Material for this task
━━━━━━
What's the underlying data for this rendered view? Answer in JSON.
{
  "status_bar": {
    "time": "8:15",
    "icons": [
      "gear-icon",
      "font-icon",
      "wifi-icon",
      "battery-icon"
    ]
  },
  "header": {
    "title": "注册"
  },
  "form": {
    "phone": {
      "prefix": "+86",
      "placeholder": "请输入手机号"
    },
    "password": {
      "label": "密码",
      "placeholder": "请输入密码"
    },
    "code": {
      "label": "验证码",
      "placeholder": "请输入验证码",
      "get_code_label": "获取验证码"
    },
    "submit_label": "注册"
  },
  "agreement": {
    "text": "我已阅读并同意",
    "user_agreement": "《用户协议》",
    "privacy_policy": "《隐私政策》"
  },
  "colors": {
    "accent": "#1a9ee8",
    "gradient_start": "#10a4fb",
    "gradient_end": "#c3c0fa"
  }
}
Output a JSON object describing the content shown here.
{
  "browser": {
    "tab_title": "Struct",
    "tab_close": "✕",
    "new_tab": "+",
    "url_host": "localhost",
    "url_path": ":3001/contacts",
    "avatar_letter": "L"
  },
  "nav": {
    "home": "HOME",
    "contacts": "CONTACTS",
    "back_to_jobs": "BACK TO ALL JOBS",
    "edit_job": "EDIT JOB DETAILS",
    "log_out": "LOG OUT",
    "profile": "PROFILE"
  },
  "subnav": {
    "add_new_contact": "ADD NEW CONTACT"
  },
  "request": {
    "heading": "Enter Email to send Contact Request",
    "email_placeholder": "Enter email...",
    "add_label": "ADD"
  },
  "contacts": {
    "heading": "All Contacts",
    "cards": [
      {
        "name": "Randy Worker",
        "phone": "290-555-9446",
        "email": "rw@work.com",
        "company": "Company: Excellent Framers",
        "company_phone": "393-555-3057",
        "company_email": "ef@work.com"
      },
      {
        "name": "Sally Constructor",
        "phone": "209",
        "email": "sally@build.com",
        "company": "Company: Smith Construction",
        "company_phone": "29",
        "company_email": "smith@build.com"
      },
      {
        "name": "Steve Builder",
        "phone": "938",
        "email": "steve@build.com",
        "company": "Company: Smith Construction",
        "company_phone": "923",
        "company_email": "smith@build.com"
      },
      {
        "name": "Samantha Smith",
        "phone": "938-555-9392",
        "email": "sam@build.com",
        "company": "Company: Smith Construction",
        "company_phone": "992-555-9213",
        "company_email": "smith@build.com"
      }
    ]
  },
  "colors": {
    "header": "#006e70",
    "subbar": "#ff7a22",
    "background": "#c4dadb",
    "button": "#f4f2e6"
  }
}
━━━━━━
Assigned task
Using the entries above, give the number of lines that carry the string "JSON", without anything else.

Output for this exercise
2